▸ **The data**
Start of Block

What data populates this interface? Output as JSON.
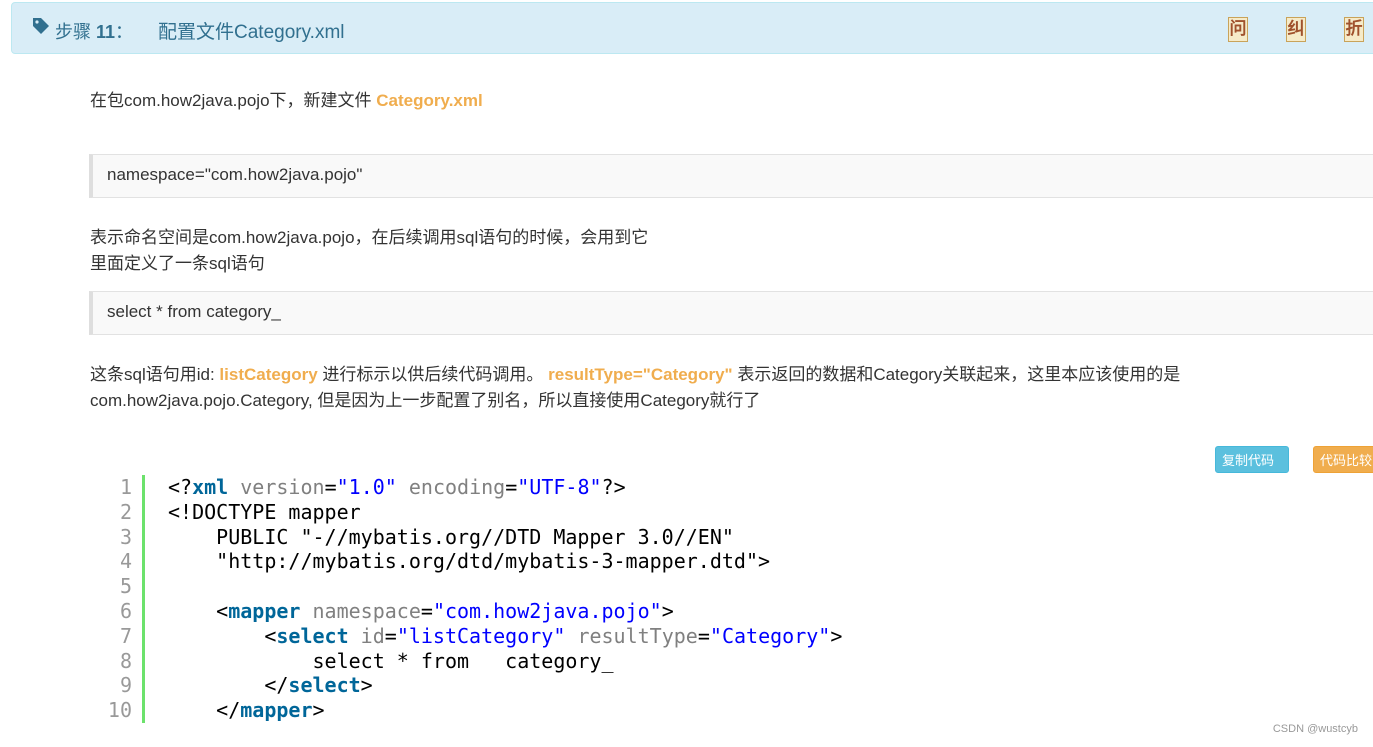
{
  "step": {
    "label_prefix": "步骤",
    "number": "11",
    "separator": "：",
    "title": "配置文件Category.xml",
    "buttons": [
      "问",
      "纠",
      "折"
    ]
  },
  "intro": {
    "text": "在包com.how2java.pojo下，新建文件",
    "highlight": "Category.xml"
  },
  "snippet1": "namespace=\"com.how2java.pojo\"",
  "explain1": {
    "line1": "表示命名空间是com.how2java.pojo，在后续调用sql语句的时候，会用到它",
    "line2": "里面定义了一条sql语句"
  },
  "snippet2": "select * from   category_",
  "explain2": {
    "part1": "这条sql语句用id: ",
    "hl1": "listCategory",
    "part2": " 进行标示以供后续代码调用。",
    "hl2": "resultType=\"Category\"",
    "part3": " 表示返回的数据和Category关联起来，这里本应该使用的是",
    "line2": "com.how2java.pojo.Category, 但是因为上一步配置了别名，所以直接使用Category就行了"
  },
  "code_buttons": {
    "copy": "复制代码",
    "compare": "代码比较"
  },
  "code": {
    "line_numbers": [
      "1",
      "2",
      "3",
      "4",
      "5",
      "6",
      "7",
      "8",
      "9",
      "10"
    ],
    "l1": {
      "open": "<?",
      "tag": "xml",
      "attr1": "version",
      "eq1": "=",
      "val1": "\"1.0\"",
      "attr2": "encoding",
      "eq2": "=",
      "val2": "\"UTF-8\"",
      "close": "?>"
    },
    "l2": "<!DOCTYPE mapper",
    "l3": "    PUBLIC \"-//mybatis.org//DTD Mapper 3.0//EN\"",
    "l4": "    \"http://mybatis.org/dtd/mybatis-3-mapper.dtd\">",
    "l6": {
      "indent": "    ",
      "open": "<",
      "tag": "mapper",
      "attr": "namespace",
      "eq": "=",
      "val": "\"com.how2java.pojo\"",
      "close": ">"
    },
    "l7": {
      "indent": "        ",
      "open": "<",
      "tag": "select",
      "attr1": "id",
      "eq1": "=",
      "val1": "\"listCategory\"",
      "attr2": "resultType",
      "eq2": "=",
      "val2": "\"Category\"",
      "close": ">"
    },
    "l8": "            select * from   category_",
    "l9": {
      "indent": "        ",
      "open": "</",
      "tag": "select",
      "close": ">"
    },
    "l10": {
      "indent": "    ",
      "open": "</",
      "tag": "mapper",
      "close": ">"
    }
  },
  "watermark": "CSDN @wustcyb",
  "colors": {
    "header_bg": "#d9edf7",
    "header_text": "#31708f",
    "highlight": "#f0ad4e",
    "code_keyword": "#006699",
    "code_string": "#0000ff",
    "code_attr": "#808080",
    "gutter_bar": "#6ce26c"
  },
  "icons": {
    "step": "tag-icon"
  }
}
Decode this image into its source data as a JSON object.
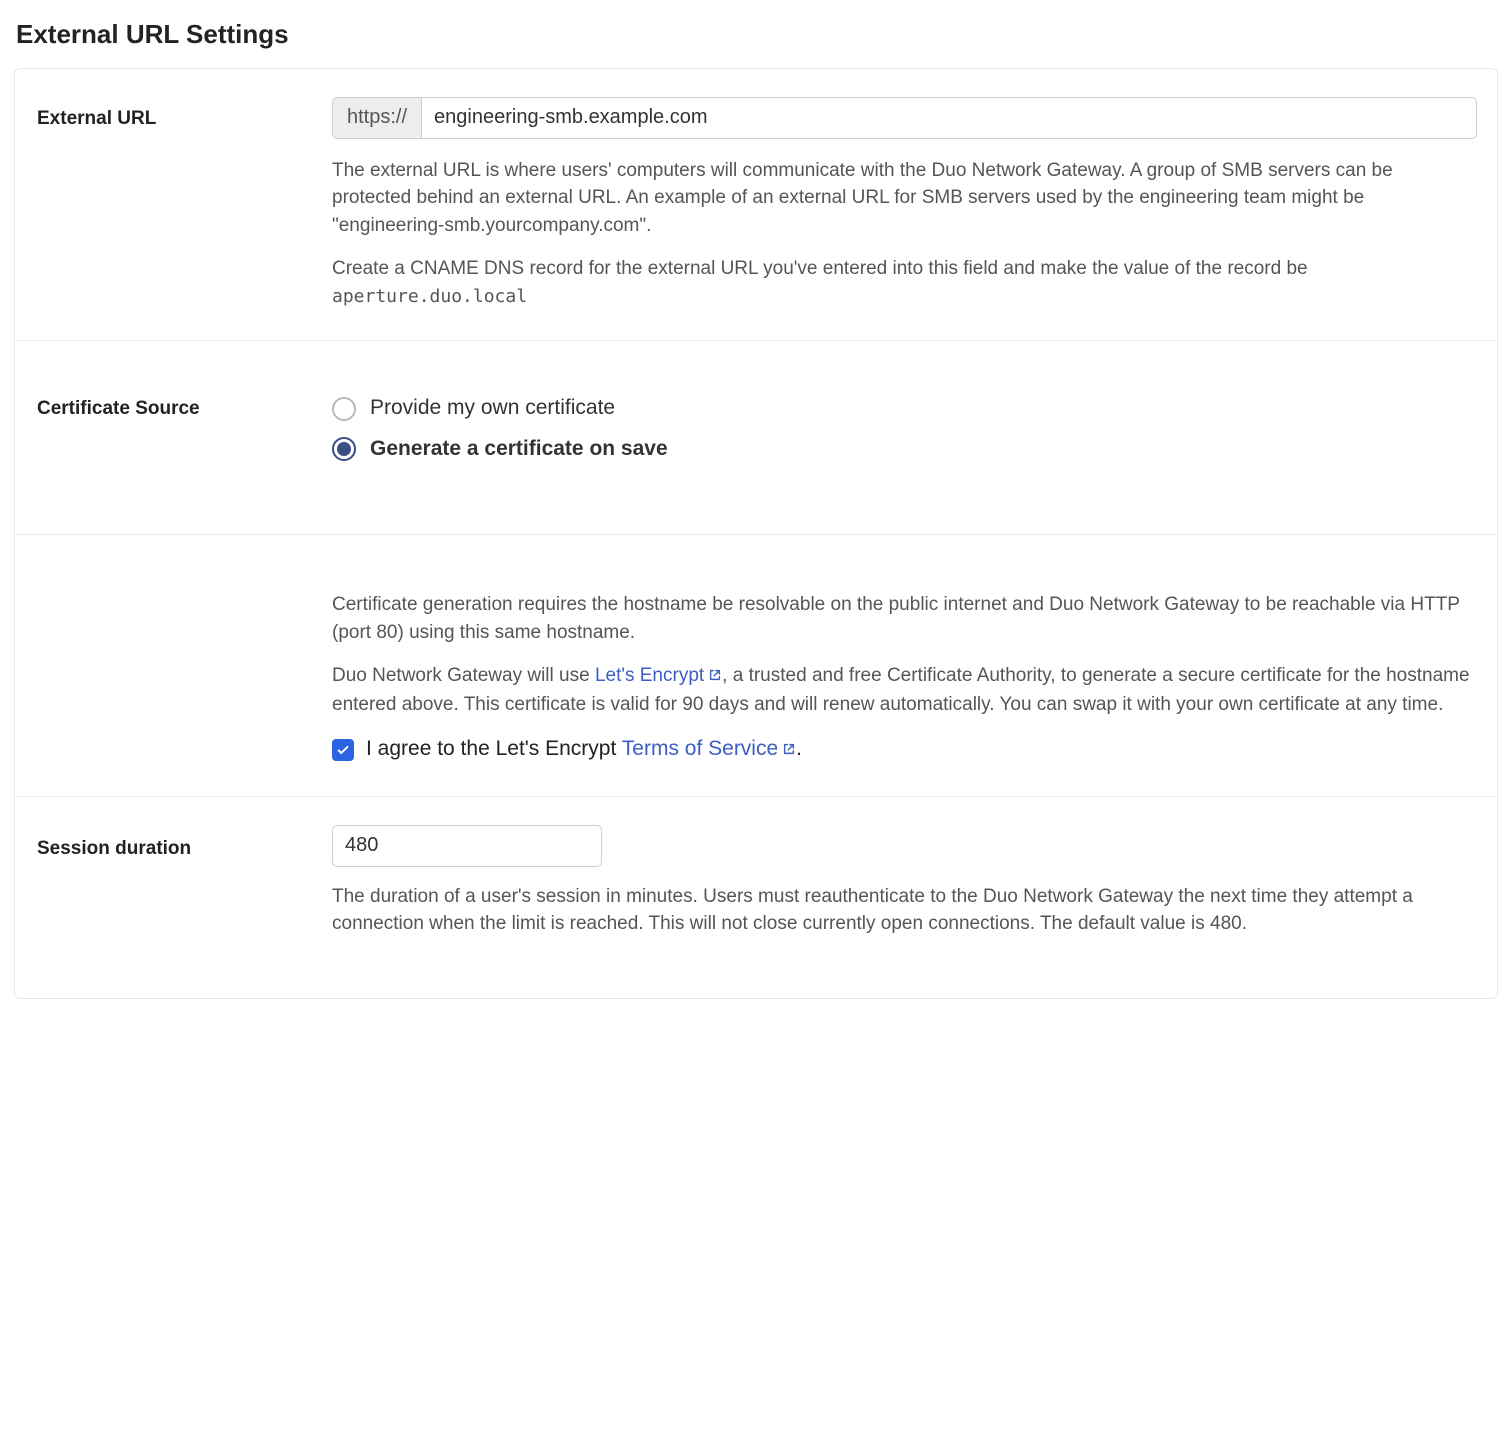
{
  "section_title": "External URL Settings",
  "external_url": {
    "label": "External URL",
    "prefix": "https://",
    "value": "engineering-smb.example.com",
    "help1": "The external URL is where users' computers will communicate with the Duo Network Gateway. A group of SMB servers can be protected behind an external URL. An example of an external URL for SMB servers used by the engineering team might be \"engineering-smb.yourcompany.com\".",
    "help2_pre": "Create a CNAME DNS record for the external URL you've entered into this field and make the value of the record be ",
    "help2_code": "aperture.duo.local"
  },
  "cert_source": {
    "label": "Certificate Source",
    "option_own": "Provide my own certificate",
    "option_generate": "Generate a certificate on save",
    "selected": "generate"
  },
  "cert_details": {
    "para1": "Certificate generation requires the hostname be resolvable on the public internet and Duo Network Gateway to be reachable via HTTP (port 80) using this same hostname.",
    "para2_pre": "Duo Network Gateway will use ",
    "lets_encrypt": "Let's Encrypt",
    "para2_post": ", a trusted and free Certificate Authority, to generate a secure certificate for the hostname entered above. This certificate is valid for 90 days and will renew automatically. You can swap it with your own certificate at any time.",
    "agree_pre": "I agree to the Let's Encrypt ",
    "tos": "Terms of Service",
    "agree_post": ".",
    "agreed": true
  },
  "session": {
    "label": "Session duration",
    "value": "480",
    "help": "The duration of a user's session in minutes. Users must reauthenticate to the Duo Network Gateway the next time they attempt a connection when the limit is reached. This will not close currently open connections. The default value is 480."
  }
}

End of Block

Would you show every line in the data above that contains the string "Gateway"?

▸ **Expected output**
    "help1": "The external URL is where users' computers will communicate with the Duo Network Gateway. A group of SMB servers can be protected behind an external URL. An example of an external URL for SMB servers used by the engineering team might be \"engineering-smb.yourcompany.com\".",
    "para1": "Certificate generation requires the hostname be resolvable on the public internet and Duo Network Gateway to be reachable via HTTP (port 80) using this same hostname.",
    "para2_pre": "Duo Network Gateway will use ",
    "help": "The duration of a user's session in minutes. Users must reauthenticate to the Duo Network Gateway the next time they attempt a connection when the limit is reached. This will not close currently open connections. The default value is 480."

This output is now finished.